RZA, who with Wu-Tang coined the indelible phrase "C.R.E.A.M. (Cash Rules Everything Around Me),” called for a 50 percent hard limit to how much a copyright holder can legally be paid if their original content is used in a new work.
“Art is something that’s made to inspire the future. If you utilize somebody’s artistic expression blatantly, to [the point] where it’s an identifiable thing, then there should be some sort of compensation to the person who inspires you,” RZA declared this week in Austin.
Pharrell and singer Robin Thicke lost a pricey and controversial lawsuit this month to the estate of Marvin Gaye when a federal jury found that their Grammy-nominated 2013 earworm “Blurred Lines” stole from Gaye’s 1977 song “Got To Give It Up.”
RZA’s take on the “Blurred Lines” verdict? “In that particular case, that song does sound pretty, pretty close to the original, yo. And in a case like that, the best thing to do is give compensation to the original copyright holder,” he said.
The Wu-Tang founder known for crafting unexpected beats from esoteric samples should know. He’s borrowed everything from Gladys Knight songs to Roald Dahl rhymes to 1970s Shaw Bros. kung fu movie lines over the course of his hip-hop career. RZA also added film director to his resume with the 2012 martial arts mash-up The Man With The Iron Fists, which either paid homage to or blatantly cribbed from classics of the genre, depending on how you see it.
RZA was in Austin to give a SXSW keynote speech on creativity in film and music, but only went deep on the “Blurred Lines” verdict during an intimate Alamo Drafthouse Q&A for the 1978 martial arts classic Five Deadly Venoms—a frequent Wu-Tang reference. He spit an example on the spot.
“There should be a statute of limitations, because if I sample [Bing Crosby’s “White Christmas”] going, “I-I-I-I’m dream-dream-dream-dream-dream-ing / I-I-I’m dream-dream-dream-dream-dream-ing – Yo but she’s so fine, I keep dreaming about her/can’t go another day of living without her”—my song’s context and movement is totally different than what his song is about,” he theorized.
“Even though I use his portion as an instrument—because the sampler is an instrument—he should not be able to come in and take 100 percent of my song. The most he should get is 50 percent. There should be a cut off. Fifty percent is the most.”
RZA has battled copyright infringement claims before, hitting back most recently in a 2013 countersuit over claims he stole a piano riff from a song in the 1970s Japanese exploitation flick Wandering Ginza Butterfly.
“I’ve been in situations where I’ve sampled something and the original copyright holder took 90 percent,” he said. “That means they ignored all the programming, drumming, keyboard playing I played on top of it, they ignored every lyric, every hook, everything that we built to make it a song. And we wound up selling more copies than the sample version—but yet they took 90 percent of the song.”
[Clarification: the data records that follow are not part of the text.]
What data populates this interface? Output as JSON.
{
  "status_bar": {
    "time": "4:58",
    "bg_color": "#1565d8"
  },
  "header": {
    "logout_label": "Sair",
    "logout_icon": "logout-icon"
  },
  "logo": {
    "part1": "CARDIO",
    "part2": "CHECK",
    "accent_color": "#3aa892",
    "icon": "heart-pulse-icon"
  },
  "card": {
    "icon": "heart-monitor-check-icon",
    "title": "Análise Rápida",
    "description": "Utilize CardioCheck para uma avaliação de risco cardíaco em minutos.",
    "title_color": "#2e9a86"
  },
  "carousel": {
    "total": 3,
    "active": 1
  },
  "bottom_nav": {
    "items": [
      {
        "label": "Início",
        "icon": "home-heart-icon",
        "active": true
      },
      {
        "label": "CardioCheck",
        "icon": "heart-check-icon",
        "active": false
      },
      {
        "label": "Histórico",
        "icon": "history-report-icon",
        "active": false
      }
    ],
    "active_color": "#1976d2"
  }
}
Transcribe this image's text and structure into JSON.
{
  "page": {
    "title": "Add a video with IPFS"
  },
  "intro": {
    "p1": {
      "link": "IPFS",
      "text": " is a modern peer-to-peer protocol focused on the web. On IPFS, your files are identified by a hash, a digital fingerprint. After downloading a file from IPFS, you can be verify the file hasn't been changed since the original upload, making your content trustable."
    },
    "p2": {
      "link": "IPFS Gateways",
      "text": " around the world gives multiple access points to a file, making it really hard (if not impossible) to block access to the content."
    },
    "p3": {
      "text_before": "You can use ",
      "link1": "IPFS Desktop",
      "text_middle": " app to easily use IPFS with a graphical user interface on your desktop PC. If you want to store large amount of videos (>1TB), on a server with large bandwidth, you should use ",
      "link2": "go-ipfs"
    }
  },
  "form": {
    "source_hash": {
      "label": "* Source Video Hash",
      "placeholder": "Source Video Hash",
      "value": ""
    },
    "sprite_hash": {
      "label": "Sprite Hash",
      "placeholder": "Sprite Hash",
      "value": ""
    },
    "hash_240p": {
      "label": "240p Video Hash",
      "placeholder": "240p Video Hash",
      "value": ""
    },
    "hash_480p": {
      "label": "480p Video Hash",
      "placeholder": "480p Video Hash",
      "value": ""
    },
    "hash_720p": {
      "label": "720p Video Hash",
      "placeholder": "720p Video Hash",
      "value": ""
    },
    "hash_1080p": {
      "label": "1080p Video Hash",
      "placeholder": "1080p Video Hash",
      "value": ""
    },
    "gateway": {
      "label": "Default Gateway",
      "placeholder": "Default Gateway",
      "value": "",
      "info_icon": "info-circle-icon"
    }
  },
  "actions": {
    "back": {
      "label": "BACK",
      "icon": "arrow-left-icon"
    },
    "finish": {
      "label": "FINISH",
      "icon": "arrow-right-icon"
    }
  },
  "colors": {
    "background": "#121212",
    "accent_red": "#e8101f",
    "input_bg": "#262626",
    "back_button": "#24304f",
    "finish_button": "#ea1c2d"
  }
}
Breaking his silence after this month’s verdict, Pharrell warned of the chilling effect the “Blurred Lines” outcome will have on artists. “The verdict handicaps any creator out there who is making something that might be inspired by something else,” he told the Financial Times. “This applies to fashion, music, design . . . anything. If we lose our freedom to be inspired we’re going to look up one day and the entertainment industry as we know it will be frozen in litigation. This is about protecting the intellectual rights of people who have ideas.”
RZA echoed that sentiment after waxing nostalgic on how the Wu-Tang Clan was founded on the aesthetics and philosophies of martial arts films like The 36th Chamber of Shaolin. A voracious student of the Quentin Tarantino school of film, he revealed he’s been poring over Woody Allen and Robert Altman lately and just watched Yentl three times this month.
“The Greeks could come sue everybody because one generation teaches the other,” argued RZA. “When you hear an A chord to the D to the E, there are over one million songs with that same progression. And each one of their songs is identified as their own. The point being that art will continue to inspire the next generation, and we will find duplication.”
“In the old days, not that long ago, it took 20 people to make a record. You had to get a bass player, keyboard player, drummer, sax, strings—all those it took to make good songs,” he said, citing guitarist-pal John Frusciante’s efforts to legitimize sampling in music. “Now, that material is inside your sampler, inside your laptop. So now the power has been given to the individual, and the individual should be allowed to express that power.”
“So if I was in a situation of political power, I would be like, ‘Look—there’s a 50 percent statutory maximum, and then we work our way down from that based on the context of the song and based on its usage.’ Bong.”